Mobile will kill the traditional bank branch says Brett King
Disruptive digital technologies such as mobile and the internet will destroy the established retail banking business models by removing the physical product and replacing it with a digitised bank account, according to Brett King, speaking at the IPS show in London today.
“In the old days there was a physical product, and a physical store,” said King. “Then with the arrival of the internet, you could buy the physical product, such as a book or an album, in a digital store – think Amazon.com or eBay. Consumer behaviour started to shift, and very rapidly business models that had been profitable went out of business. Banking is no different.”
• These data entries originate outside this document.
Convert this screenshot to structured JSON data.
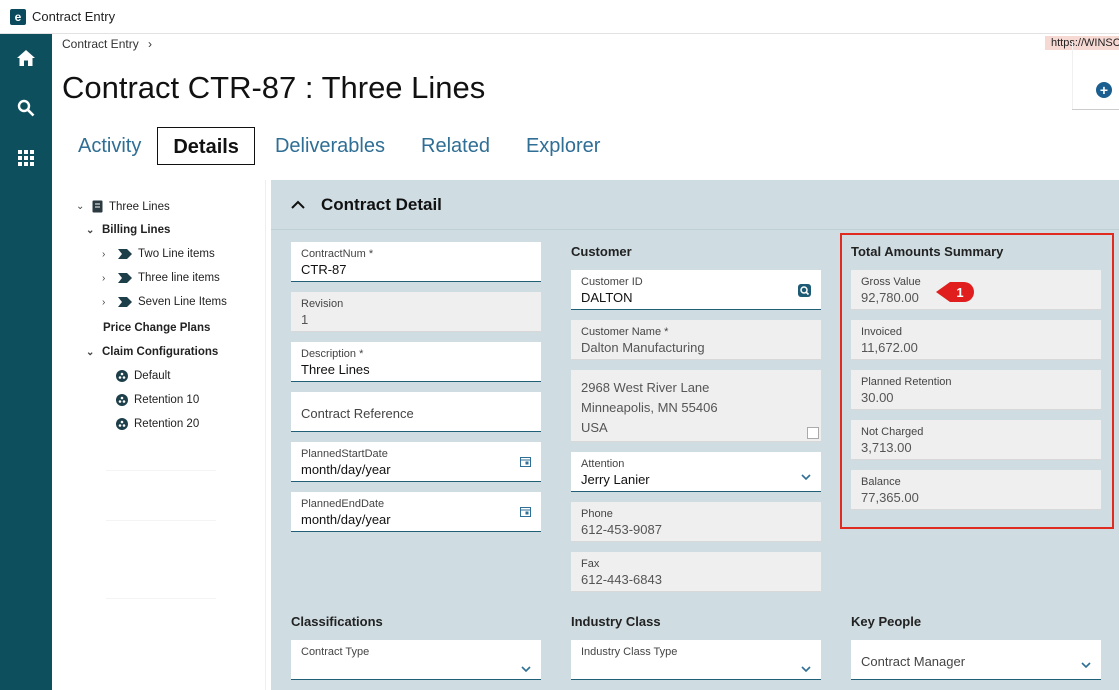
{
  "window": {
    "title": "Contract Entry",
    "url": "https://WINSC"
  },
  "breadcrumb": {
    "item": "Contract Entry",
    "sep": "›"
  },
  "page": {
    "title": "Contract CTR-87 : Three Lines"
  },
  "tabs": [
    {
      "label": "Activity"
    },
    {
      "label": "Details"
    },
    {
      "label": "Deliverables"
    },
    {
      "label": "Related"
    },
    {
      "label": "Explorer"
    }
  ],
  "tree": {
    "root": "Three Lines",
    "billing_lines": "Billing Lines",
    "billing_items": [
      "Two Line items",
      "Three line items",
      "Seven Line Items"
    ],
    "price_change_plans": "Price Change Plans",
    "claim_configurations": "Claim Configurations",
    "claim_items": [
      "Default",
      "Retention 10",
      "Retention 20"
    ]
  },
  "section": {
    "title": "Contract Detail"
  },
  "contract": {
    "contract_num_label": "ContractNum *",
    "contract_num": "CTR-87",
    "revision_label": "Revision",
    "revision": "1",
    "description_label": "Description *",
    "description": "Three Lines",
    "reference_placeholder": "Contract Reference",
    "start_label": "PlannedStartDate",
    "start_value": "month/day/year",
    "end_label": "PlannedEndDate",
    "end_value": "month/day/year"
  },
  "customer": {
    "heading": "Customer",
    "id_label": "Customer ID",
    "id": "DALTON",
    "name_label": "Customer Name *",
    "name": "Dalton Manufacturing",
    "address_lines": [
      "2968 West River Lane",
      "Minneapolis, MN  55406",
      "USA"
    ],
    "attention_label": "Attention",
    "attention": "Jerry Lanier",
    "phone_label": "Phone",
    "phone": "612-453-9087",
    "fax_label": "Fax",
    "fax": "612-443-6843"
  },
  "summary": {
    "heading": "Total Amounts Summary",
    "items": [
      {
        "label": "Gross Value",
        "value": "92,780.00"
      },
      {
        "label": "Invoiced",
        "value": "11,672.00"
      },
      {
        "label": "Planned Retention",
        "value": "30.00"
      },
      {
        "label": "Not Charged",
        "value": "3,713.00"
      },
      {
        "label": "Balance",
        "value": "77,365.00"
      }
    ],
    "badge": "1",
    "highlight_color": "#e02b20"
  },
  "classifications": {
    "heading": "Classifications",
    "contract_type_label": "Contract Type"
  },
  "industry": {
    "heading": "Industry Class",
    "type_label": "Industry Class Type"
  },
  "key_people": {
    "heading": "Key People",
    "manager_placeholder": "Contract Manager"
  },
  "colors": {
    "nav": "#0d4f5c",
    "accent": "#2f6e95",
    "panel": "#cfdde3"
  }
}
According to King, the music industry and the book industry have both already been through this shift – and banking is next. Pointing to the example of peer to peer music sharing website Napster, which was targeted by litigation from the incumbent music industry players, King warned that in the long run attempting to stop changing consumer behaviour is a futile battle.
“The Recording Industry Association of America spent hundreds of millions trying to stop changing consumer behaviour and failed,” he said. “Then along came iTunes, and you didn’t need the physical product. It destroyed the value of the physical distribution layer. The same thing happened in books – store owners said people would still want to come and touch the books. Then along comes the digital kindle and destroys the physical product layer – are you seeing a pattern?”
Citing statistics on consumer behaviour, King stated that in 1995 the average EU consumer made 2.21 visits per month to the bank. By 2012, that figure had dropped to just 0.26 visits, which equates to 3.2 visits per year. Recent job cuts at major financial institutions, including 16,000 redundancies at Bank of America, 17,000at JP Morgan Chase and 40,000 at Barclays, are the early warning signs of the change to come, he added.
“By 2016, the average user of banking services will be using digital services 300 times for every physical interaction with their bank,” said King. “If you work for a bank and you think that one physical interaction a year is enough to retain the consumer, you had better think again.”
The future envisioned by King involves the replacement of physical banking products, such as a debit card issued at a bank branch, with digital ones, such as a mobile payments app downloaded onto a smartphone. This, he says, will help to remove the “friction” in banking, caused by restrictive processes, outdated ways of doing business and excessive risk mitigation. The low-cost and widespread availability of mobile handsets should also provide a stepping board to the democratisation of banking – meaning that people who couldn’t get bank services before will now be able to do so.
“Square’s greatest innovation was that it realised there were 30 million people in small businesses in the US that couldn’t get a merchant account,” he said. “In the past, the bank would ask ‘how much will you spend?’ and demand a minimum level of spend – say $50,000 – then force the customer to sign multiple contracts and pay a deposit for the point of sale device. Now all they have to do is go online and download an app.”
Brett King is the author of Banking 2.0, a widely-known book that explores the effect of new technology on consumer behaviour and banking. He is also the founder of Moven, a new mobile-only bank that focuses on the concept of a ‘digital wallet’, in which the consumer’s smartphone replaces their debit card and cash payment tools.